What Are You Missing? Oct 24-Nov 6
1. P2P file-sharing service LimeWire has been shut down. David Barrett gives us 10 things to expect in its wake, Bearshare has already gotten a bump from its demise, and others are still pinning hopes on Spotify coming to the US. No matter what fills the LimeWire vacuum, the music industry must continue to battle declines in digital music profits and digital album sales, and Austin Carr says the industry needs to learn a lesson from Lady Gaga’s one billion YouTube views, while Jason Hartley says musicians will persevere through any negative consequences of illegal file-sharing, even if record execs won’t (and one tends to hope they won’t when you see them go after millions in damages from a Minneapolis woman who shared all of 24 songs on Kazaa, even if she isn’t so sympathetic either).
2. YouTube has hit one billion subscriptions and a half-billion promoted video views, and now it’s even got Turkey back on board. All those views mean video continues to fill up internet traffic, which Nielsen’s been doing a shoddy job of measuring lately.
3. MySpace, a thing on the internet that exists, has been redesigned into more of an entertainment destination, even a social television network of the future, though that future better arrive fast or it won’t be much of a thing existing the internet anymore (kind of like Chatroulette). Instead, it will continue to get demolished by services like Twitter, which is adding 370,000 new users a day and is somehow worth $1.6 billion now (seriously…how? I’ve got 6,000+ tweets that aren’t worth a dime).
4. It appears that every telecom company is suing every other telecom company, and Google is suing the U.S. government for anti-competitive behavior (though some think Google is a monopoly itself). Nearly half of Apple’s revenue comes from the iPhone, so Steve Jobs better worry about the Android’s rising sales. And Apple might be interested in acquiring Sony, though some analysts say Sony’s more down with Google than Apple.
5. Since going behind a paywall, The Times of London and Sunday Times have lost 4 million online visitors, gained only 105,000 paying subscribers, and appear to have about 362,000 customers behind the paywall. While those numbers look scary, it’s money that matters in the end, and subscriptions might offer more revenue than just advertising, plus advertisers might appreciate the more engaged readership a subscription would seemingly attract. It’s the new old media dilemma. Meanwhile, US News & World Report is dropping its print subscription option and going newsstand and digital only, and the AP has to upgrade its digital revenue streams as newspaper revenue falls due to ever-constant circulation declines (source of the latter article: the AP).
6. A conference of studio executives debating the future of Blu-ray indicated that there isn’t much consensus yet on the issue of DVD release windows, but there is consensus that the studios need to strike more favorable deals with Netflix. The studios will also be dealing with Redbox for streaming soon, and Wayne Friedman suggests Redbox follow Netflix’s lead and try to cooperate with content providers, though David Pakman points out that Netflix’s stunning success has really come from its leverage over the studios. With all these streaming movies on the horizon, some are now questioning the capacity of the internet to keep up with the demand.

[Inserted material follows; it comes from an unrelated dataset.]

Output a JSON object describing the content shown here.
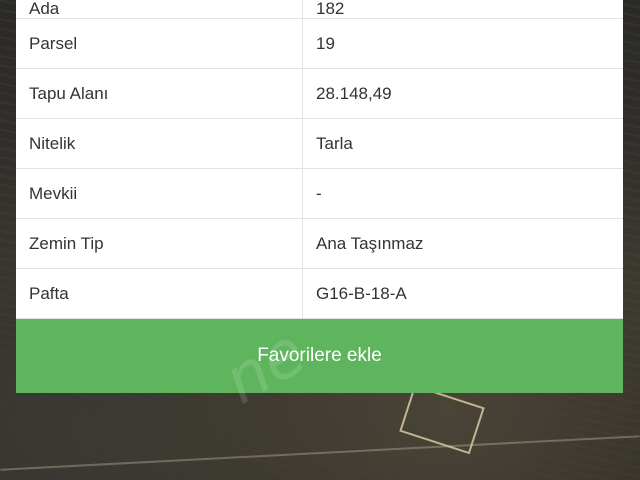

7. Lots o’ drama in Hollywood, as usual: Rupert Murdoch is threatening stars who won’t do News Corp.’s PR bidding, Patrick Goldstein continues to be frustrated with the inconsistencies of MPAA ratings rulings, MGM has filed for bankruptcy and will soon be run by Spyglass Entertainment, which at least boosts MGM’s chance of maintaining its 50% stake in The Hobbit, whose ongoing drama Kristin Thompson catches us up on.
8. Independent filmmakers continue to struggle to find studio support, and piracy continues to be a major concern. Some believe the internet is a savior (and one-time indie darling Ed Burns has turned to digital distribution), while others see the internet as the enemy. Perhaps something can be learned from the development and distribution process of this year’s defining indie success, Winter’s Bone.
9. The Supreme Court heard arguments on Tuesday about banning the sale of violent video games to minors versus considering them protected by free speech doctrines, and the Court’s eventual ruling the issue could have a significant impact on consumers. Consumers are starting to cool on music-based games, and tabletop gaming is shrinking dramatically, while Microsoft has very high hopes for holiday Kinect sales.
10. Some good News for TV Majors links from the past two weeks: Olbermann Suspended, Retrans Effect, More Late Night Ratings, News Corp Wants BSkyB, House Win Helps Industry, The Unraveling of TV, Walking Dead & Commitment, More Fox-Cablevision, Program Choices & You, Political Spending & Targeting.